Fire and EMS[edit]

Fire protection is provided by thirteen all-volunteer fire departments in the county including those at Culberson and Murphy. .[17] Cherokee County Fire Inspector activity is part of the Cherokee County Building Code Enforcement Office.[18]

Politics[edit]

As is becoming increasingly universal for Appalachia, Cherokee is a powerfully Republican county. No Democratic presidential candidate has carried Cherokee County since Jimmy Carter in 1976, and the past five Republican candidates have all exceeded 65 percent of the county's vote, with Donald Trump exceeding 75 percent.

Presidential elections results
Presidential elections results[19]
Year Republican Democratic Third parties
2020 76.9% 12,628 21.8% 3,583 1.3% 212
2016 76.5% 10,844 20.2% 2,860 3.4% 477
2012 72.1% 9,278 26.3% 3,378 1.6% 211
2008 68.7% 8,643 30.1% 3,785 1.3% 158
2004 67.1% 7,517 32.5% 3,635 0.4% 47
2000 65.2% 6,305 33.5% 3,239 1.3% 130
1996 49.3% 3,883 39.7% 3,129 11.1% 871
1992 45.9% 4,021 42.1% 3,686 12.0% 1,051
1988 63.8% 4,557 35.9% 2,567 0.3% 21
1984 63.7% 4,894 36.2% 2,776 0.1% 9
1980 54.4% 3,849 44.0% 3,114 1.6% 116
1976 46.9% 3,210 52.2% 3,571 1.0% 67
1972 62.3% 4,113 36.5% 2,411 1.2% 80
1968 53.2% 3,768 33.9% 2,402 12.9% 915
1964 44.8% 3,106 55.2% 3,823
1960 57.3% 4,294 42.7% 3,197
1956 57.4% 3,830 42.6% 2,843
1952 49.0% 3,228 51.0% 3,363
1948 46.9% 2,615 49.7% 2,771 3.3% 186
1944 50.4% 2,625 49.6% 2,582
1940 45.7% 2,674 54.3% 3,180
1936 48.1% 3,214 51.9% 3,473
1932 48.1% 3,131 51.5% 3,348 0.4% 25
1928 62.9% 3,239 37.1% 1,911
1924 56.7% 2,314 42.7% 1,742 0.6% 23
1920 58.7% 2,506 41.3% 1,761
1916 50.0% 1,362 50.0% 1,362
1912 34.7% 734 42.8% 906 22.5% 477
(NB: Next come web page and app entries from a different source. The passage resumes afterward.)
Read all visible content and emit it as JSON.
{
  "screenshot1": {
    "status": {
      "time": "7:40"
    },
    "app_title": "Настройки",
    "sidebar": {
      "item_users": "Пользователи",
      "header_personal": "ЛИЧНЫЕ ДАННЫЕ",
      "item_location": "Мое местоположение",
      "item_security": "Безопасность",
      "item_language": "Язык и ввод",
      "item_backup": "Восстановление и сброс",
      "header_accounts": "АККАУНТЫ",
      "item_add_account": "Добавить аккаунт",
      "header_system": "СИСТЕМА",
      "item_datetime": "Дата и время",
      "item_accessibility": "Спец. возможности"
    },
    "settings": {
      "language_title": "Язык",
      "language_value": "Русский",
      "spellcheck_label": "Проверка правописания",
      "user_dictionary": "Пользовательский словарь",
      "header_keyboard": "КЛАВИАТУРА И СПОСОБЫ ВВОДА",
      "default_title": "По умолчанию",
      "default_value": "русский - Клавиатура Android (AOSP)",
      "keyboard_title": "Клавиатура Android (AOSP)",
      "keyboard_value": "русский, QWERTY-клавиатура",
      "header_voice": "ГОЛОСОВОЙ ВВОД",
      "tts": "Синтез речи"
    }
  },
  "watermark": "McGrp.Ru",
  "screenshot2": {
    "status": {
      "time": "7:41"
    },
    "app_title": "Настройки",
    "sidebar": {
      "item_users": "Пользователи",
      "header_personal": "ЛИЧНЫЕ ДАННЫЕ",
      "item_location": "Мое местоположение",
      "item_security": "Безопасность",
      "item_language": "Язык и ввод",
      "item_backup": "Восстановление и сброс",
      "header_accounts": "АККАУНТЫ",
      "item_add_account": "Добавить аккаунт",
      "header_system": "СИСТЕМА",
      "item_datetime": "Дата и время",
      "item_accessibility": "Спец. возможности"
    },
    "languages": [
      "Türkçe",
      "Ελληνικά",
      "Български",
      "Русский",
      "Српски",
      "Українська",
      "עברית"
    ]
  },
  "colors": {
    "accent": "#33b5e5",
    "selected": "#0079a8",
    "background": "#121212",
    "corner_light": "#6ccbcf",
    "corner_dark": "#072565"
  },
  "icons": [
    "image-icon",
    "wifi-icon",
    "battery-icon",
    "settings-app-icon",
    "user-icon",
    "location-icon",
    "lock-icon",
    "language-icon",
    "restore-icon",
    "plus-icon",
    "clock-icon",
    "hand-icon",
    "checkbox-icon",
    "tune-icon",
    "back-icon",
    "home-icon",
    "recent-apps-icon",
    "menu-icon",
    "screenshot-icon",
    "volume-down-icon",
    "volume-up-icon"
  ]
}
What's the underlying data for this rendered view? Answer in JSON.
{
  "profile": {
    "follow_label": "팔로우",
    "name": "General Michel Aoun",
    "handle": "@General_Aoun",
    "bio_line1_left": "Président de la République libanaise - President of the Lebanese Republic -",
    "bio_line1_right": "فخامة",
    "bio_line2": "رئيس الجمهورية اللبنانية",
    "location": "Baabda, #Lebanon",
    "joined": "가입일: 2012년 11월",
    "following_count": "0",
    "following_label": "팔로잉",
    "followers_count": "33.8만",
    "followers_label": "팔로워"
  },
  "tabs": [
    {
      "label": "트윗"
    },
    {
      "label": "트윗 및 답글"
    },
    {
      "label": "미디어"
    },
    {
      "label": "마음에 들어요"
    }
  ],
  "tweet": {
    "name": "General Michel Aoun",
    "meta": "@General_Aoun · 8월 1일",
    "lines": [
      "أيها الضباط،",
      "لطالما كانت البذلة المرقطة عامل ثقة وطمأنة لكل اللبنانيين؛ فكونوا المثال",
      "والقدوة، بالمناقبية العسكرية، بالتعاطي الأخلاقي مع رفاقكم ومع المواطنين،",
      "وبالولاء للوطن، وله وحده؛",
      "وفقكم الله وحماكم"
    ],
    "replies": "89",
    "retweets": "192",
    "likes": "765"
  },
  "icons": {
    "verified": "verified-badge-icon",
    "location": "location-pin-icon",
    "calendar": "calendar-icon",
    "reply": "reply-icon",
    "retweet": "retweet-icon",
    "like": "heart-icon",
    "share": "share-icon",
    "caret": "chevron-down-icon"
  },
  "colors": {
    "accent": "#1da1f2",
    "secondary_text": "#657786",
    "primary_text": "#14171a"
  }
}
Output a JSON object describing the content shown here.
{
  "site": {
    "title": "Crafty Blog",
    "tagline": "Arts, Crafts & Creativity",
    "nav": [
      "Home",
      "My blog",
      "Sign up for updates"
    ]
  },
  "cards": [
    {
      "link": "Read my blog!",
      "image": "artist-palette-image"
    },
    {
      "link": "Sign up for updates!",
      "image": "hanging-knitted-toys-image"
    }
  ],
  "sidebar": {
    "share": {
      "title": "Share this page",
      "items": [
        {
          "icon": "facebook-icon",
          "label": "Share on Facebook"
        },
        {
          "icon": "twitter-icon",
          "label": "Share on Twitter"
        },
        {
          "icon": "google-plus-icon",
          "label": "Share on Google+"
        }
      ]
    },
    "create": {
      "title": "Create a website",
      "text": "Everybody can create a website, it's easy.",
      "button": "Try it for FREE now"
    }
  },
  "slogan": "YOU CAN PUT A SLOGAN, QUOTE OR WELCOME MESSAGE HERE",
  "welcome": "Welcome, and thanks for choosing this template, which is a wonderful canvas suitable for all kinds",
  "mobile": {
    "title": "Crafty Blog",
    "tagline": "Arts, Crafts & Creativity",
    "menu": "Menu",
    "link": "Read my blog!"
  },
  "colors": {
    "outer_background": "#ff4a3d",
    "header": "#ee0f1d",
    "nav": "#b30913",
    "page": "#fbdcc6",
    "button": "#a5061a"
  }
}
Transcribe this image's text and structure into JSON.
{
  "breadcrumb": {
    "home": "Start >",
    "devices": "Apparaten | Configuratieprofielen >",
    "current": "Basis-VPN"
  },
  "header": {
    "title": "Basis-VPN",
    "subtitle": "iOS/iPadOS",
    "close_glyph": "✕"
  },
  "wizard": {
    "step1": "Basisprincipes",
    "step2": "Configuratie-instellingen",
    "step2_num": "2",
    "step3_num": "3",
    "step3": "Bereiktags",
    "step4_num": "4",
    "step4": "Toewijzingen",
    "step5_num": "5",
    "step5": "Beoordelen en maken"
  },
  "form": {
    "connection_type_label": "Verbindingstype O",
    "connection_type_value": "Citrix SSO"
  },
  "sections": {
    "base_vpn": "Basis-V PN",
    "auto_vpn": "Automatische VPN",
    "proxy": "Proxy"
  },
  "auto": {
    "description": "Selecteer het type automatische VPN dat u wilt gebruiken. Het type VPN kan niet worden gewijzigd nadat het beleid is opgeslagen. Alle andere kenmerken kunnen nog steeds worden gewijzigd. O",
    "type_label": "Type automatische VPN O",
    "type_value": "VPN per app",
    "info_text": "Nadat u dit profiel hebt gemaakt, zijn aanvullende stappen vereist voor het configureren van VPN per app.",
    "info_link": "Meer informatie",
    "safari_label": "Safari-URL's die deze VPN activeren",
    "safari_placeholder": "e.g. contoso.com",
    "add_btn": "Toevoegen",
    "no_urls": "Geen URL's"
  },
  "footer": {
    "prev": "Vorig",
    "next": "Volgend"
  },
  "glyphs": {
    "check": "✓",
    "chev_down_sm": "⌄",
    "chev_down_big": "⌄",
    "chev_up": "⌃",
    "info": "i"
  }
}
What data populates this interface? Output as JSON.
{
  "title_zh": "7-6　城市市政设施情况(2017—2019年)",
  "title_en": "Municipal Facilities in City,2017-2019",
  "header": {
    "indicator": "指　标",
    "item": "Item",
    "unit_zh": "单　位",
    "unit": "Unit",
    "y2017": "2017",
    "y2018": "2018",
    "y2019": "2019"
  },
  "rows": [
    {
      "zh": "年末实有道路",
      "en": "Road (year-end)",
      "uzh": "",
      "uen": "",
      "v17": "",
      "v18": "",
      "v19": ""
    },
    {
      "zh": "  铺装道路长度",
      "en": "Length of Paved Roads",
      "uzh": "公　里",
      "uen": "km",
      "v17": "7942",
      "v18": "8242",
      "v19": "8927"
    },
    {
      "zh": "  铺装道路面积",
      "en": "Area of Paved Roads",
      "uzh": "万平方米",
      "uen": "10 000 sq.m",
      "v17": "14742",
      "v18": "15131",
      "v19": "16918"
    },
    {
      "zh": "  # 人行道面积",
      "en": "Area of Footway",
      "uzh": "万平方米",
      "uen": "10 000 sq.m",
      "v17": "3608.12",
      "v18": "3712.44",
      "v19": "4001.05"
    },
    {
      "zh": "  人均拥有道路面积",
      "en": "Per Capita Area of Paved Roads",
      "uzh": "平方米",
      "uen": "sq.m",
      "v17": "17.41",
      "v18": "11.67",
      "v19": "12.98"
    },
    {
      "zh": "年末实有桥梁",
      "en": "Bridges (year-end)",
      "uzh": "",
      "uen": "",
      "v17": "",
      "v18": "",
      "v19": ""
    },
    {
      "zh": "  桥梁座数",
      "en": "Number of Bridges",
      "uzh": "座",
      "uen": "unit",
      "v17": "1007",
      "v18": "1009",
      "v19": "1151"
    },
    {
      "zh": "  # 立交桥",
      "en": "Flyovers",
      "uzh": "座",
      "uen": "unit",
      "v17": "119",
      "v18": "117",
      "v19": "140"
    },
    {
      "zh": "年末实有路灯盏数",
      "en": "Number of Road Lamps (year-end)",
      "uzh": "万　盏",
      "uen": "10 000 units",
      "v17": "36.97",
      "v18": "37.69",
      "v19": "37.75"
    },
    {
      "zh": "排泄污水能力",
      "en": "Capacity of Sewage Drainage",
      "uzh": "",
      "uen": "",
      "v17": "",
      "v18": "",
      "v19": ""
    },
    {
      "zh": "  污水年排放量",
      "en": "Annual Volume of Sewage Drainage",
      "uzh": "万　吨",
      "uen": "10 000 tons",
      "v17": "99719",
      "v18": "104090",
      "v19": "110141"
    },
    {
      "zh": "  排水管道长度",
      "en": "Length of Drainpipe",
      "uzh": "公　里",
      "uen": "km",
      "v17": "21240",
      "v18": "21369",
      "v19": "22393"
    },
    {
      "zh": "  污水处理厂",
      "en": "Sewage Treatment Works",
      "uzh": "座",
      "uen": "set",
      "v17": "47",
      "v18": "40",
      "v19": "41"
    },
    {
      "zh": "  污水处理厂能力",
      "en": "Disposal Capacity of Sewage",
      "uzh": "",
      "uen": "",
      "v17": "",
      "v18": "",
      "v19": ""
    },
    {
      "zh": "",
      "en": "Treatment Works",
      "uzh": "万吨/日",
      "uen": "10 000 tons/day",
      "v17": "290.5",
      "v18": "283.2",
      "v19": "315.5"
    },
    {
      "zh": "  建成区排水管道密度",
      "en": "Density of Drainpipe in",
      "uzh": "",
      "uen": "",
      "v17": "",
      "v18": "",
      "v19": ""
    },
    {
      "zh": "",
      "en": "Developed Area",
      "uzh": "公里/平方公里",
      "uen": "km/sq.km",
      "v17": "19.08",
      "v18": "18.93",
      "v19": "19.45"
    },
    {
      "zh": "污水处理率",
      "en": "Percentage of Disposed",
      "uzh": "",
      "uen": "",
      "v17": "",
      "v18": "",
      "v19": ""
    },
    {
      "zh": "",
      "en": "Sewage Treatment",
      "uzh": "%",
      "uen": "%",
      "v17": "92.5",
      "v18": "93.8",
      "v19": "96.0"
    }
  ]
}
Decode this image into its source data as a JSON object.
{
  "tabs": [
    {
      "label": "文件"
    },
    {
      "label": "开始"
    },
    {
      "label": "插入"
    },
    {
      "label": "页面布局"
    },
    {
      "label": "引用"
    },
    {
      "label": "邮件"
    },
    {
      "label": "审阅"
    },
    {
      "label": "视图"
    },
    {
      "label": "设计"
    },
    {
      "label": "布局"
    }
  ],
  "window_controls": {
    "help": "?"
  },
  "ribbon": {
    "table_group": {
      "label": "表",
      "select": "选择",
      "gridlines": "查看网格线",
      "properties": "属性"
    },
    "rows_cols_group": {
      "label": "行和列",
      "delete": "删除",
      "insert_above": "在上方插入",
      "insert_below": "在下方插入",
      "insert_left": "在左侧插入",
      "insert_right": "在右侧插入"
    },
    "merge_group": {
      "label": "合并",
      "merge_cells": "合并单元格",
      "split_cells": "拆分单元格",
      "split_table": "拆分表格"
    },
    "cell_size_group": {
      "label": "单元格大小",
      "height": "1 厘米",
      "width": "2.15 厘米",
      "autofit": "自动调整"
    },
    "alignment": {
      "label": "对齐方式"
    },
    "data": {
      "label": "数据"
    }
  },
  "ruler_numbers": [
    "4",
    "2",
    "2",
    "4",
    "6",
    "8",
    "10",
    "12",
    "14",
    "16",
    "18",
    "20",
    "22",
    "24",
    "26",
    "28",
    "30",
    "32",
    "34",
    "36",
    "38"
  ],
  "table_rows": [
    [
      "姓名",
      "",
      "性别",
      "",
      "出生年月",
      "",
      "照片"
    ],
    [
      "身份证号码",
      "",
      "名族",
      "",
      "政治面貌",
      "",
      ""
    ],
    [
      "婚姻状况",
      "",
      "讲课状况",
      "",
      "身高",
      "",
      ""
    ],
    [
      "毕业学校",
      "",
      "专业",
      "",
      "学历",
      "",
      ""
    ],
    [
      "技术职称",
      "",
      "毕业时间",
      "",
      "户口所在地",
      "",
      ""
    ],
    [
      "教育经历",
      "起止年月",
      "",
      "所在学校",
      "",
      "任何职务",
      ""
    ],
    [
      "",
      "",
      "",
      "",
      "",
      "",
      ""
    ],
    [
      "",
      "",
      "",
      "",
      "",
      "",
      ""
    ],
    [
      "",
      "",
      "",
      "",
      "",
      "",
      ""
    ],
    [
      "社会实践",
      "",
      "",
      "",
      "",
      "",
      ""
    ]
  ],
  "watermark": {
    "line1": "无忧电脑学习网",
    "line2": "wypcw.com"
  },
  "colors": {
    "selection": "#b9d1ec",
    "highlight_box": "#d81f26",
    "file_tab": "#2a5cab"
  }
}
In the North Carolina House of Representatives, Cherokee County lies with the 120th District, which also covers Clay, Graham and Macon Counties and is represented by Republican Kevin Corbin. In the North Carolina Senate, Cherokee County lies within the 50th Senate District, represented by Republican Senator Jim Davis and covering all those within the 120th House District, as well as Swain, Jackson and Haywood Counties.

Cherokee County is a member of the regional Southwestern Commission council of governments.

See also[edit]

References[edit]

  1. ^ a b "State & County QuickFacts". United States Census Bureau. Archived from the original on July 8, 2011. Retrieved October 18, 2013.
  2. ^ https://www.mountaincountrycabinrentals.com/blog/the-history-of-murphy-north-carolina/
  3. ^ "Find a County". National Association of Counties. Archived from the original on 2015-05-09. Retrieved 2011-06-07.
  4. ^ Stone, Jessi (3 August 2016). "Protecting the past: Mounds hold key to understanding Cherokee history". Smoky Mountain News. Retrieved 19 December 2020.
  5. ^ "2010 Census Gazetteer Files". United States Census Bureau. August 22, 2012. Archived from the original on January 12, 2015. Retrieved January 13, 2015.
  6. ^ "Population and Housing Unit Estimates". Retrieved July 22, 2019.
  7. ^ "U.S. Decennial Census". United States Census Bureau. Retrieved January 13, 2015.
  8. ^ "Historical Census Browser". University of Virginia Library. Retrieved January 13, 2015.
  9. ^ Forstall, Richard L., ed. (March 27, 1995). "Population of Counties by Decennial Census: 1900 to 1990". United States Census Bureau. Retrieved January 13, 2015.
  10. ^ "Census 2000 PHC-T-4. Ranking Tables for Counties: 1990 and 2000" (PDF). United States Census Bureau. April 2, 2001. Retrieved January 13, 2015.
  11. ^ "U.S. Census website". United States Census Bureau. Retrieved 2008-01-31.
  12. ^ Town websites
  13. ^ "Violet Populated Place Profile / Cherokee County, North Carolina Data". northcarolina.hometownlocator.com.
  14. ^ https://www.cherokeecounty-nc.gov/
  15. ^ https://www.cherokeecounty-nc.gov/269/Sheriffs-Office
  16. ^ http://www.murphypolice.com/
  17. ^ https://www.cherokeecounty-nc.gov/BusinessDirectoryII.aspx?lngBusinessCategoryID=22
  18. ^ https://www.cherokeecounty-nc.gov/188/Fire-Inspection-Office
  19. ^ Leip, David. "Dave Leip's Atlas of U.S. Presidential Elections". uselectionatlas.org. Retrieved 2018-03-15.

External links[edit]

Media related to Cherokee County, North Carolina at Wikimedia Commons

Coordinates: 35°08′N 84°04′W / 35.14°N 84.06°W / 35.14; -84.06